Starting my career on the private equity side, we were taught and told that nothing is better than a “proprietary deal” which means, a deal which an investment banker or M&A advisor is not involved. The key reason is that you have a one-on-one dialogue with a company vs. being one of many when participating in a process run by an advisor. This bears obvious benefit to the acquirer, namely that they’re not in competition with other folks, thus acquirers have an inherent advantage from a negotiation perspective around valuation and deal structure. The irony of that dynamic is that in so many cases, we the investor lost out on deals because the entrepreneur felt the proposed structure was too aggressive, when in reality a preferred stock instrument for a growth investment is standard, and if they had an advisor on their side to inform them of this norm, perhaps such deals would have proceeded.

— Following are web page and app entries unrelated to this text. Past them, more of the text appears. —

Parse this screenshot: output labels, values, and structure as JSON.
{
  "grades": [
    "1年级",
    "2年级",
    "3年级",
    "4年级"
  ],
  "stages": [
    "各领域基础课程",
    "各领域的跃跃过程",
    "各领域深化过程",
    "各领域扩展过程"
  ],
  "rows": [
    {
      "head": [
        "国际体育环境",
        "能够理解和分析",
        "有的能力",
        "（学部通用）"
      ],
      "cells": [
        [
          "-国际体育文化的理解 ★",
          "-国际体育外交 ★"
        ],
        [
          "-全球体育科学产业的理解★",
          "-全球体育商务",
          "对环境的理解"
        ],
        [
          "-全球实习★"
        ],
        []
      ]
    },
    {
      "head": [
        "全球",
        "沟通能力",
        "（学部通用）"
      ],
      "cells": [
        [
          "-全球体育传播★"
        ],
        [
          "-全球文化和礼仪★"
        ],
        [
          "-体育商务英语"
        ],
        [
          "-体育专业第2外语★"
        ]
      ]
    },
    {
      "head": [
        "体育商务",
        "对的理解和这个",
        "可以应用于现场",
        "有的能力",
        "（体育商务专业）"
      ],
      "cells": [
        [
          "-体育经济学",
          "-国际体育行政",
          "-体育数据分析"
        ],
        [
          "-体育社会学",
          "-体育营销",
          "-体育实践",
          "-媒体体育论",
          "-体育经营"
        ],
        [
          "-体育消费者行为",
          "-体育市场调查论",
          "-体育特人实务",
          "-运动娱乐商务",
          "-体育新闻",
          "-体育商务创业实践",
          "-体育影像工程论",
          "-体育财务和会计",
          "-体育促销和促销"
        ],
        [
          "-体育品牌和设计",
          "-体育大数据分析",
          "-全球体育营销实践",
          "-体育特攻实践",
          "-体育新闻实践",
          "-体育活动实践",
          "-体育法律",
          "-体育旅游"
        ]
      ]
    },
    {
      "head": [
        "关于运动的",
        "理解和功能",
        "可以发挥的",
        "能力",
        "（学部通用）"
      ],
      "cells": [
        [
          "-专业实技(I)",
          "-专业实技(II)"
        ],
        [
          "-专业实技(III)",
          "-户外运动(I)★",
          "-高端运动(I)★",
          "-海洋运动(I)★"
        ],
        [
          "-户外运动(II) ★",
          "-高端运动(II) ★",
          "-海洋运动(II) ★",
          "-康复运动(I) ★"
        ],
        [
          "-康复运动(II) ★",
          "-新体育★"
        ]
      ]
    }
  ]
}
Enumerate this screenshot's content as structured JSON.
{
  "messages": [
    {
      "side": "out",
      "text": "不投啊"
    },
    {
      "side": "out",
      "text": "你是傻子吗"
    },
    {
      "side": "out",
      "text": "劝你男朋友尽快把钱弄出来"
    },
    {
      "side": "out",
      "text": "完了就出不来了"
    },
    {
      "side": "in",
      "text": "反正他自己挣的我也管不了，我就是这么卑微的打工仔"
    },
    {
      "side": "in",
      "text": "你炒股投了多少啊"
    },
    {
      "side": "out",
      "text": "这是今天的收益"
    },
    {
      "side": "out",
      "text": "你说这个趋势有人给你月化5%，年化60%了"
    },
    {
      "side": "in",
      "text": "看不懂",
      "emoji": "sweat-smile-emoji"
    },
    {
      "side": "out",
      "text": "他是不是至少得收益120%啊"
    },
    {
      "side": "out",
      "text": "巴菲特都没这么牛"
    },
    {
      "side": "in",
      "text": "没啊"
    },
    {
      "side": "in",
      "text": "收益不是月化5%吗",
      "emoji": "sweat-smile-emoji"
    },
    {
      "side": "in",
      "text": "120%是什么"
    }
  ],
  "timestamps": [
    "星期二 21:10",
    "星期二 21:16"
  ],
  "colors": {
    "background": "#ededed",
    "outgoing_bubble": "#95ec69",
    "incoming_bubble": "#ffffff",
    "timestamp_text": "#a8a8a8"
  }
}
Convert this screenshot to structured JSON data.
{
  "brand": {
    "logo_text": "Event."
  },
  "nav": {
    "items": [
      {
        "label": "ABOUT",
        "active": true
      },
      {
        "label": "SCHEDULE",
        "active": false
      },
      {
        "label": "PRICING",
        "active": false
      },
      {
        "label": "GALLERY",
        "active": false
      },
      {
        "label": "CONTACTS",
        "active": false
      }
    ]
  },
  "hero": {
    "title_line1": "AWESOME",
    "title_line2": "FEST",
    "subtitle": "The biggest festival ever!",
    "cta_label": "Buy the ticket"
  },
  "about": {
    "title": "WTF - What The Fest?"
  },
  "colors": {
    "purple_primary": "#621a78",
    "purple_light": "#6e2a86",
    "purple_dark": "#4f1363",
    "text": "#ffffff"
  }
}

While this strong preference is seemingly understandable from the acquirers’ perspective, it can be highly detrimental to the entrepreneur, beyond the company getting a worse deal than if they have other interested parties at the table. That reason alone, should propel those who aren’t building their business for their health, to bring on an advisor to properly explore their options, yet in addition, not knowing what you don’t know for first time sellers can present significant risks, and in many cases awful outcomes. I recently spoke with an entrepreneur who mentioned they had been through two failed sale processes over the years, which naturally I cringed, as the amount of time, effort, money, distraction and tease of such an experience is horrible for one outing alone, not to mention two. While a failed sale process is a nature of the M&A beast where deals can die for a variety of reasons, the reason why it failed twice heightened my cringe, as in both cases they signed term sheets with fund-less sponsors, meaning private equity groups who don’t have a committed fund. I always tell folks, it’s hard enough to get the stars to align to close with a larger, well-capitalized acquirer, yet with a fund-less sponsor you are significantly decreasing the odds of a close, as they do not have committed capital, and rather are at the mercy of their wealthy individual backers, who may become unavailable or disinterested at a moment’s notice.

This is one example of terrible results which could have been mitigated by having a savvy advisor managing this process, and guiding the seller appropriately. Ultimately, by having an advisor with expertise in your space, you greatly increase the odds of a successful close, which requires careful, tactical planning, guidance and execution, step by step, in addition to allowing for the market to present the best offer for the business, by being strategically proactive, vs. reactive with those who solicit companies directly, wanting a proprietary dialogue and negotiation, hoping for an attractive, below market price.